- CCSS.Math.Content.6.EE.B.6

Use variables to represent numbers and write expressions when solving a real-world or mathematical problem; understand that a variable can represent an unknown number, or, depending on the purpose at hand, any number in a specified set.

Grade 6, Expression/Equation

- CCSS.Math.Content.6.EE.C.9

Use variables to represent two quantities in a real-world problem that change in relationship to one another; write an equation to express one quantity, thought of as the dependent variable, in terms of the other quantity, thought of as the independent variable. Analyze the relationship between the dependent and independent variables using graphs and tables, and relate these to the equation. For example, in a problem involving motion at constant speed, list and graph ordered pairs of distances and times, and write the equation d = 65t to represent the relationship between distance and time.

Grade 7, Expression/Equation

- CCSS.Math.Content.7.EE.A.2

Understand that rewriting an expression in different forms in a problem context can shed light on the problem and how the quantities in it are related. For example, a + 0.05a = 1.05a means that ''increase by 5%'' is the same as ''multiply by 1.05.''

Grade 8, Functions

- CCSS.Math.Content.8.F.B.4

Construct a function to model a linear relationship between two quantities. Determine the rate of change and initial value of the function from a description of a relationship or from two (x, y) values, including reading these from a table or from a graph. Interpret the rate of change and initial value of a linear function in terms of the situation it models, and in terms of its graph or a table of values.

### Common Core State Standards – Practice

- CCSS.Math.Practice.MP1

Make sense of problems and persevere in solving them.

- CCSS.Math.Practice.MP4

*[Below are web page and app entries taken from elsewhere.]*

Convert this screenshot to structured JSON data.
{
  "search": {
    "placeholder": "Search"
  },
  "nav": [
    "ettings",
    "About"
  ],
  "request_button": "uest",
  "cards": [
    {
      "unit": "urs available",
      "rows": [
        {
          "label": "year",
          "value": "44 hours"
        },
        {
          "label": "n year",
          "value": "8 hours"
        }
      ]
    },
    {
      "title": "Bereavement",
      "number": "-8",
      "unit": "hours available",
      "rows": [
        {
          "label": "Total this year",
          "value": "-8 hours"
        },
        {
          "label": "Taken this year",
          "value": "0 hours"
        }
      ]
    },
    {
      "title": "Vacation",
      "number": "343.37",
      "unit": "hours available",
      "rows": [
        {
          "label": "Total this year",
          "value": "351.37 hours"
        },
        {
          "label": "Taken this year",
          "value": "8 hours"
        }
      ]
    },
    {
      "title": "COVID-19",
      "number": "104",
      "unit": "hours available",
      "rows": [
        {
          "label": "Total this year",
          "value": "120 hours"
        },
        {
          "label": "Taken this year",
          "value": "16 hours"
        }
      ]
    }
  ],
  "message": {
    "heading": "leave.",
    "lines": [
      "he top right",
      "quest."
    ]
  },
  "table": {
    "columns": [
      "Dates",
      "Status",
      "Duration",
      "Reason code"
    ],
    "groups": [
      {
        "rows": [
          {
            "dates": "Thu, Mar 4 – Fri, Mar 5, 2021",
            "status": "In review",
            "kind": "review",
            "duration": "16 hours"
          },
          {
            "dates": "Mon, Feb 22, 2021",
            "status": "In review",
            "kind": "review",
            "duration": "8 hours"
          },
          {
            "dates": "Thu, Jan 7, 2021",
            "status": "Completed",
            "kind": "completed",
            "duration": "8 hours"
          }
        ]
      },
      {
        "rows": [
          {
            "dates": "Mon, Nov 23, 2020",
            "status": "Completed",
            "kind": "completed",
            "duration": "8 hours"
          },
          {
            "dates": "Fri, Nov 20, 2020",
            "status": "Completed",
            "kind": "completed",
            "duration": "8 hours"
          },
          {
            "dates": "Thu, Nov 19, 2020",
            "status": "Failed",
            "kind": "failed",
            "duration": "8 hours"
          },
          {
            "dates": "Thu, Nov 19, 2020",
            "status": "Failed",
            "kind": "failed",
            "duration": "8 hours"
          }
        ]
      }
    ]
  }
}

Model with mathematics.

- CCSS.Math.Practice.MP5

Use appropriate tools strategically.

- CCSS.Math.Practice.MP7

Look for and make use of structure.